Taneyev was also the soloist in the Moscow première of Tchaikovsky's First Piano Concerto in December 1875. He was chosen after Gustav Kross had given a dreadful performance at the concerto's Russian premiere in St Petersburg three weeks earlier. The conductor on this later occasion was none other than Nikolai Rubinstein, who had famously lambasted the work less than a year earlier (5 January), but who had by now come to appreciate its merits. Tchaikovsky was clearly much more impressed by Taneyev's performance; he later asked Taneyev to be soloist in the Russian premiere of his Second Piano Concerto and of his Piano Trio in A minor. After Tchaikovsky's death, Taneyev edited sketches by Tchaikovsky that he completed with an Andante and Finale and premiered as a Tchaikovsky Third Piano Concerto.)

Taneyev attended Moscow University for a short time and was acquainted with outstanding Russian writers, including Ivan Turgenev and Mikhail Saltykov-Shchedrin. During his travels in Western Europe in 1876 and 1877, he met Émile Zola, Gustave Flaubert, César Franck and Camille Saint-Saëns, amongst others.

When Tchaikovsky resigned from the Moscow Conservatory in 1878, Taneyev was appointed to teach harmony. He would later also teach piano and composition. He served as Director from 1885 to 1889, and continued teaching until 1905. He had great influence as a teacher of composition. His pupils included Alexander Scriabin, Sergei Rachmaninoff, Jacob Weinberg, Reinhold Glière, Paul Juon, Julius Conus, and Nikolai Medtner. The polyphonic interweaves in the music of Rachmaninoff and Medtner stem directly from Taneyev's teaching. Scriabin, on the other hand, broke away from Taneyev's influence.

Taneyev was also a scholar of notable erudition. In addition to music, he studied—for relaxation—natural and social science, history, mathematics, plus the philosophies of Plato and Spinoza.

During the summers of 1895 and 1896, Taneyev stayed at Yasnaya Polyana, the home of Leo Tolstoy and his wife Sofia. She developed an attachment to the composer that embarrassed her children and made Tolstoy jealous, though Taneyev himself remained unaware of it. However, this also released her from the distress of the isolation she experienced when Tolstoy grew distant from family concerns and devoted himself to the Christian anarchist-pacifism which shaped his last years.

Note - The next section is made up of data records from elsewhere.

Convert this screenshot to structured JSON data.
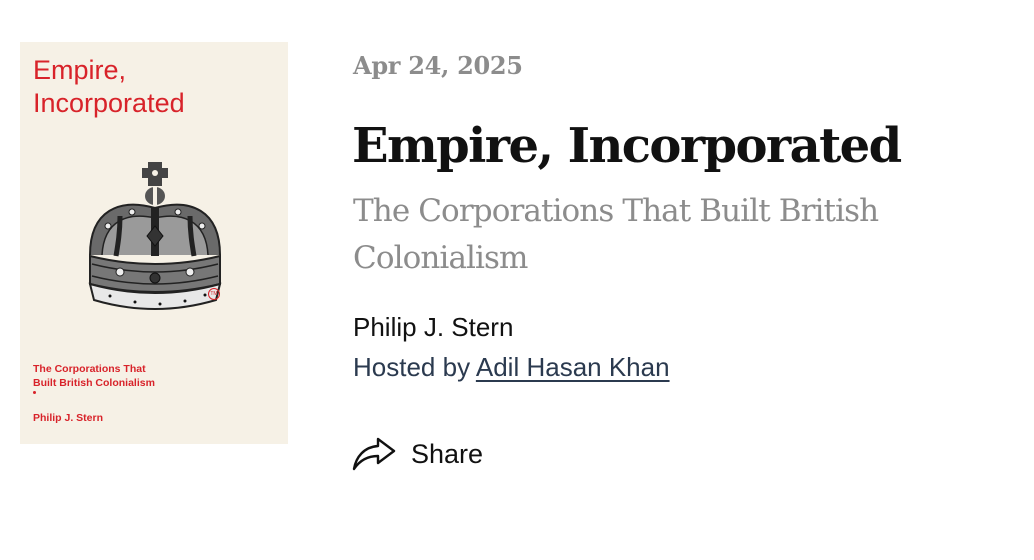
{
  "cover": {
    "title_line1": "Empire,",
    "title_line2": "Incorporated",
    "subtitle_line1": "The Corporations That",
    "subtitle_line2": "Built British Colonialism",
    "author": "Philip J. Stern",
    "mark": "TM",
    "colors": {
      "background": "#f6f1e6",
      "text": "#d8232a"
    }
  },
  "episode": {
    "date": "Apr 24, 2025",
    "title": "Empire, Incorporated",
    "subtitle": "The Corporations That Built British Colonialism",
    "author": "Philip J. Stern",
    "hosted_prefix": "Hosted by",
    "host": "Adil Hasan Khan"
  },
  "actions": {
    "share_label": "Share",
    "share_icon": "share-arrow-icon"
  },
  "colors": {
    "title": "#111111",
    "muted": "#8c8c8c",
    "link": "#2b3a4f"
  }
}
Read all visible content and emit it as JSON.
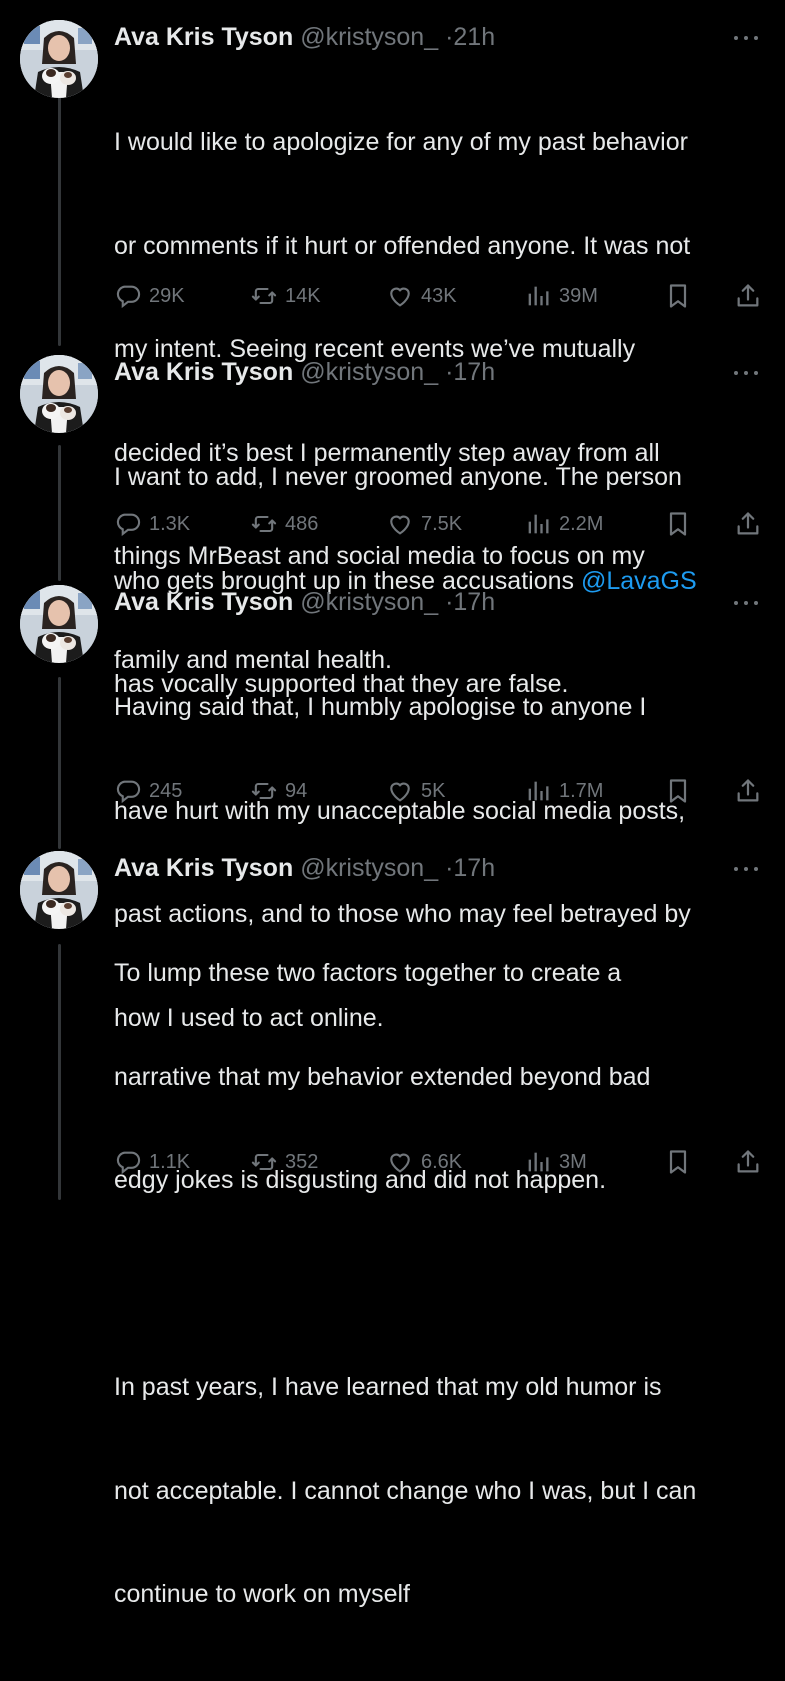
{
  "tweets": [
    {
      "author": "Ava Kris Tyson",
      "handle": "@kristyson_",
      "time": "21h",
      "lines": [
        "I would like to apologize for any of my past behavior",
        "or comments if it hurt or offended anyone. It was not",
        "my intent. Seeing recent events we’ve mutually",
        "decided it’s best I permanently step away from all",
        "things MrBeast and social media to focus on my",
        "family and mental health."
      ],
      "replies": "29K",
      "reposts": "14K",
      "likes": "43K",
      "views": "39M"
    },
    {
      "author": "Ava Kris Tyson",
      "handle": "@kristyson_",
      "time": "17h",
      "line1": "I want to add, I never groomed anyone. The person",
      "line2_before": "who gets brought up in these accusations ",
      "mention": "@LavaGS",
      "line3": "has vocally supported that they are false.",
      "replies": "1.3K",
      "reposts": "486",
      "likes": "7.5K",
      "views": "2.2M"
    },
    {
      "author": "Ava Kris Tyson",
      "handle": "@kristyson_",
      "time": "17h",
      "lines": [
        "Having said that, I humbly apologise to anyone I",
        "have hurt with my unacceptable social media posts,",
        "past actions, and to those who may feel betrayed by",
        "how I used to act online."
      ],
      "replies": "245",
      "reposts": "94",
      "likes": "5K",
      "views": "1.7M"
    },
    {
      "author": "Ava Kris Tyson",
      "handle": "@kristyson_",
      "time": "17h",
      "lines": [
        "To lump these two factors together to create a",
        "narrative that my behavior extended beyond bad",
        "edgy jokes is disgusting and did not happen.",
        "",
        "In past years, I have learned that my old humor is",
        "not acceptable. I cannot change who I was, but I can",
        "continue to work on myself"
      ],
      "replies": "1.1K",
      "reposts": "352",
      "likes": "6.6K",
      "views": "3M"
    }
  ],
  "icons": {
    "reply": "reply-icon",
    "repost": "repost-icon",
    "like": "heart-icon",
    "views": "views-icon",
    "bookmark": "bookmark-icon",
    "share": "share-icon",
    "more": "more-icon"
  },
  "colors": {
    "background": "#000000",
    "text": "#e7e9ea",
    "muted": "#71767b",
    "link": "#1d9bf0",
    "thread_line": "#333639"
  },
  "separator": "·"
}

Sofia's infatuation with Taneyev and his music echoes the story of Tolstoy's great and penetrating dissection of marital relations in The Kreutzer Sonata.

In 1905, the revolution and its consequent effect on the Moscow Conservatory led Taneyev to resign from the staff there. He resumed his career as a concert pianist, both as soloist and chamber musician. He was also able to pursue composition more intensely, completing chamber works with a piano part which he could play in concerts as well as some choruses and a substantial number of songs. His last completed work was the cantata At the Reading of a Psalm, completed at the beginning of 1915.

Taneyev contracted pneumonia after attending the funeral of Scriabin, in Moscow, on 16 April 1915. While he was recovering, he succumbed to a heart attack in Dyudkovo, near Zvenigorod.

A museum dedicated to Taneyev is located in Dyudkovo. There is also a section dedicated to Taneyev at the Tchaikovsky Museum in Klin.

Info: Russian composer
Index: 7.7
Type: Person Male
Period: 1856.11.25 - 1915.6.19
Age: aged 58
Area :Russia
Occupation :Composer
Periods :Romantic Music


Update Time:2019-01-07 00:42 / 5 years, 3 months ago.